Every record below must come back exactly as given.

[DATA TO PROCESS — start]

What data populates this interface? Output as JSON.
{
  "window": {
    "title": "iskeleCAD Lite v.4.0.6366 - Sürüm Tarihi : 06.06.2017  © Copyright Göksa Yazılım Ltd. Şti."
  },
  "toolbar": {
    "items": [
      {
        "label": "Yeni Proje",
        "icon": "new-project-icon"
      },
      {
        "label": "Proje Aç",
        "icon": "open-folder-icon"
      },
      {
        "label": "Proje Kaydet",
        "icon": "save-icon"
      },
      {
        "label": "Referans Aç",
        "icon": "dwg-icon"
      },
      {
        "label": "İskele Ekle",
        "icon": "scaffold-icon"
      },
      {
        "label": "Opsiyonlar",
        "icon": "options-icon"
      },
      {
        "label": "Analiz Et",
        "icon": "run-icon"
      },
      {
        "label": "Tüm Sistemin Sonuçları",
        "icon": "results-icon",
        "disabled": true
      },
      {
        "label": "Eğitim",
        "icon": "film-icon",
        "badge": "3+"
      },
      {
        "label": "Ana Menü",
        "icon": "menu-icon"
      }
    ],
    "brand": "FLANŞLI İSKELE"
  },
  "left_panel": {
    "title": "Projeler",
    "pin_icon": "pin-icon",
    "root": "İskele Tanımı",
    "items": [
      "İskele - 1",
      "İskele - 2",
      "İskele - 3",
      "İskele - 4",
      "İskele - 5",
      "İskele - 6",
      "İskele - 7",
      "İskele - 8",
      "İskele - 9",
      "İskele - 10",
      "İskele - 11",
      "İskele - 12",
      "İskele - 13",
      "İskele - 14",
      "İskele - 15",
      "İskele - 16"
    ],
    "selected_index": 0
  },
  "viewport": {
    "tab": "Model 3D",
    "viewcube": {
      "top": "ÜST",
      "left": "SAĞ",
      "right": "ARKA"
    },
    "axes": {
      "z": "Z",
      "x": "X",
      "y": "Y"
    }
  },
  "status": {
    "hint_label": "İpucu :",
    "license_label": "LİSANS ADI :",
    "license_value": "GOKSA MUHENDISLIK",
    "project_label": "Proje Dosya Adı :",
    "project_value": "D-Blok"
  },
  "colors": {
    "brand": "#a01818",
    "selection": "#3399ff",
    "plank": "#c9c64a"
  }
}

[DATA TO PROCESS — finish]

▶ [EXERCISE SOLUTION]:
What data populates this interface? Output as JSON.
{
  "window": {
    "title": "iskeleCAD Lite v.4.0.6366 - Sürüm Tarihi : 06.06.2017  © Copyright Göksa Yazılım Ltd. Şti."
  },
  "toolbar": {
    "items": [
      {
        "label": "Yeni Proje",
        "icon": "new-project-icon"
      },
      {
        "label": "Proje Aç",
        "icon": "open-folder-icon"
      },
      {
        "label": "Proje Kaydet",
        "icon": "save-icon"
      },
      {
        "label": "Referans Aç",
        "icon": "dwg-icon"
      },
      {
        "label": "İskele Ekle",
        "icon": "scaffold-icon"
      },
      {
        "label": "Opsiyonlar",
        "icon": "options-icon"
      },
      {
        "label": "Analiz Et",
        "icon": "run-icon"
      },
      {
        "label": "Tüm Sistemin Sonuçları",
        "icon": "results-icon",
        "disabled": true
      },
      {
        "label": "Eğitim",
        "icon": "film-icon",
        "badge": "3+"
      },
      {
        "label": "Ana Menü",
        "icon": "menu-icon"
      }
    ],
    "brand": "FLANŞLI İSKELE"
  },
  "left_panel": {
    "title": "Projeler",
    "pin_icon": "pin-icon",
    "root": "İskele Tanımı",
    "items": [
      "İskele - 1",
      "İskele - 2",
      "İskele - 3",
      "İskele - 4",
      "İskele - 5",
      "İskele - 6",
      "İskele - 7",
      "İskele - 8",
      "İskele - 9",
      "İskele - 10",
      "İskele - 11",
      "İskele - 12",
      "İskele - 13",
      "İskele - 14",
      "İskele - 15",
      "İskele - 16"
    ],
    "selected_index": 0
  },
  "viewport": {
    "tab": "Model 3D",
    "viewcube": {
      "top": "ÜST",
      "left": "SAĞ",
      "right": "ARKA"
    },
    "axes": {
      "z": "Z",
      "x": "X",
      "y": "Y"
    }
  },
  "status": {
    "hint_label": "İpucu :",
    "license_label": "LİSANS ADI :",
    "license_value": "GOKSA MUHENDISLIK",
    "project_label": "Proje Dosya Adı :",
    "project_value": "D-Blok"
  },
  "colors": {
    "brand": "#a01818",
    "selection": "#3399ff",
    "plank": "#c9c64a"
  }
}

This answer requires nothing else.